*** Opening of AVAILABLE DATA ***

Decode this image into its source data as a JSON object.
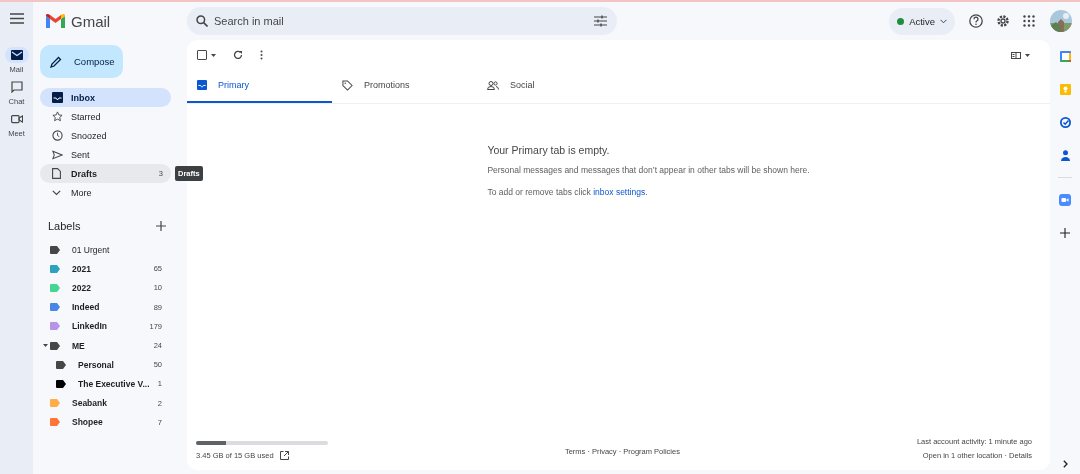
{
  "app_rail": [
    {
      "label": "Mail",
      "kind": "mail",
      "selected": true
    },
    {
      "label": "Chat",
      "kind": "chat",
      "selected": false
    },
    {
      "label": "Meet",
      "kind": "meet",
      "selected": false
    }
  ],
  "logo": {
    "text": "Gmail"
  },
  "search": {
    "placeholder": "Search in mail"
  },
  "status": {
    "label": "Active",
    "color": "#1e8e3e"
  },
  "compose": {
    "label": "Compose"
  },
  "nav": [
    {
      "label": "Inbox",
      "kind": "inbox",
      "selected": true,
      "hovered": false,
      "bold": true
    },
    {
      "label": "Starred",
      "kind": "star",
      "selected": false,
      "hovered": false,
      "bold": false
    },
    {
      "label": "Snoozed",
      "kind": "clock",
      "selected": false,
      "hovered": false,
      "bold": false
    },
    {
      "label": "Sent",
      "kind": "send",
      "selected": false,
      "hovered": false,
      "bold": false
    },
    {
      "label": "Drafts",
      "kind": "draft",
      "count": "3",
      "selected": false,
      "hovered": true,
      "bold": true,
      "tooltip": "Drafts"
    },
    {
      "label": "More",
      "kind": "more",
      "selected": false,
      "hovered": false,
      "bold": false
    }
  ],
  "labels": {
    "title": "Labels",
    "items": [
      {
        "name": "01 Urgent",
        "color": "#444746",
        "bold": false
      },
      {
        "name": "2021",
        "color": "#2da2bb",
        "count": "65",
        "bold": true
      },
      {
        "name": "2022",
        "color": "#42d692",
        "count": "10",
        "bold": true
      },
      {
        "name": "Indeed",
        "color": "#4a86e8",
        "count": "89",
        "bold": true
      },
      {
        "name": "LinkedIn",
        "color": "#b694e8",
        "count": "179",
        "bold": true
      },
      {
        "name": "ME",
        "color": "#444746",
        "count": "24",
        "bold": true,
        "expanded": true,
        "children": [
          {
            "name": "Personal",
            "color": "#444746",
            "count": "50",
            "bold": true
          },
          {
            "name": "The Executive V...",
            "color": "#000000",
            "count": "1",
            "bold": true
          }
        ]
      },
      {
        "name": "Seabank",
        "color": "#ffad47",
        "count": "2",
        "bold": true
      },
      {
        "name": "Shopee",
        "color": "#ff7537",
        "count": "7",
        "bold": true
      }
    ]
  },
  "select_all": {
    "checked": false
  },
  "tabs": [
    {
      "label": "Primary",
      "kind": "inbox",
      "selected": true
    },
    {
      "label": "Promotions",
      "kind": "tag",
      "selected": false
    },
    {
      "label": "Social",
      "kind": "people",
      "selected": false
    }
  ],
  "empty": {
    "title": "Your Primary tab is empty.",
    "body": "Personal messages and messages that don’t appear in other tabs will be shown here.",
    "hint": "To add or remove tabs click",
    "link": "inbox settings",
    "after": "."
  },
  "footer": {
    "storage": {
      "level": 0.23,
      "text": "3.45 GB of 15 GB used"
    },
    "links": "Terms · Privacy · Program Policies",
    "activity": "Last account activity: 1 minute ago",
    "details": "Open in 1 other location · Details"
  }
}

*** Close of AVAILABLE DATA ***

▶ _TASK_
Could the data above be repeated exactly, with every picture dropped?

▶ _SOLUTION FOR THIS EXERCISE_
Decode this image into its source data as a JSON object.
{
  "app_rail": [
    {
      "label": "Mail",
      "kind": "mail",
      "selected": true
    },
    {
      "label": "Chat",
      "kind": "chat",
      "selected": false
    },
    {
      "label": "Meet",
      "kind": "meet",
      "selected": false
    }
  ],
  "logo": {
    "text": "Gmail"
  },
  "search": {
    "placeholder": "Search in mail"
  },
  "status": {
    "label": "Active",
    "color": "#1e8e3e"
  },
  "compose": {
    "label": "Compose"
  },
  "nav": [
    {
      "label": "Inbox",
      "kind": "inbox",
      "selected": true,
      "hovered": false,
      "bold": true
    },
    {
      "label": "Starred",
      "kind": "star",
      "selected": false,
      "hovered": false,
      "bold": false
    },
    {
      "label": "Snoozed",
      "kind": "clock",
      "selected": false,
      "hovered": false,
      "bold": false
    },
    {
      "label": "Sent",
      "kind": "send",
      "selected": false,
      "hovered": false,
      "bold": false
    },
    {
      "label": "Drafts",
      "kind": "draft",
      "count": "3",
      "selected": false,
      "hovered": true,
      "bold": true,
      "tooltip": "Drafts"
    },
    {
      "label": "More",
      "kind": "more",
      "selected": false,
      "hovered": false,
      "bold": false
    }
  ],
  "labels": {
    "title": "Labels",
    "items": [
      {
        "name": "01 Urgent",
        "color": "#444746",
        "bold": false
      },
      {
        "name": "2021",
        "color": "#2da2bb",
        "count": "65",
        "bold": true
      },
      {
        "name": "2022",
        "color": "#42d692",
        "count": "10",
        "bold": true
      },
      {
        "name": "Indeed",
        "color": "#4a86e8",
        "count": "89",
        "bold": true
      },
      {
        "name": "LinkedIn",
        "color": "#b694e8",
        "count": "179",
        "bold": true
      },
      {
        "name": "ME",
        "color": "#444746",
        "count": "24",
        "bold": true,
        "expanded": true,
        "children": [
          {
            "name": "Personal",
            "color": "#444746",
            "count": "50",
            "bold": true
          },
          {
            "name": "The Executive V...",
            "color": "#000000",
            "count": "1",
            "bold": true
          }
        ]
      },
      {
        "name": "Seabank",
        "color": "#ffad47",
        "count": "2",
        "bold": true
      },
      {
        "name": "Shopee",
        "color": "#ff7537",
        "count": "7",
        "bold": true
      }
    ]
  },
  "select_all": {
    "checked": false
  },
  "tabs": [
    {
      "label": "Primary",
      "kind": "inbox",
      "selected": true
    },
    {
      "label": "Promotions",
      "kind": "tag",
      "selected": false
    },
    {
      "label": "Social",
      "kind": "people",
      "selected": false
    }
  ],
  "empty": {
    "title": "Your Primary tab is empty.",
    "body": "Personal messages and messages that don’t appear in other tabs will be shown here.",
    "hint": "To add or remove tabs click",
    "link": "inbox settings",
    "after": "."
  },
  "footer": {
    "storage": {
      "level": 0.23,
      "text": "3.45 GB of 15 GB used"
    },
    "links": "Terms · Privacy · Program Policies",
    "activity": "Last account activity: 1 minute ago",
    "details": "Open in 1 other location · Details"
  }
}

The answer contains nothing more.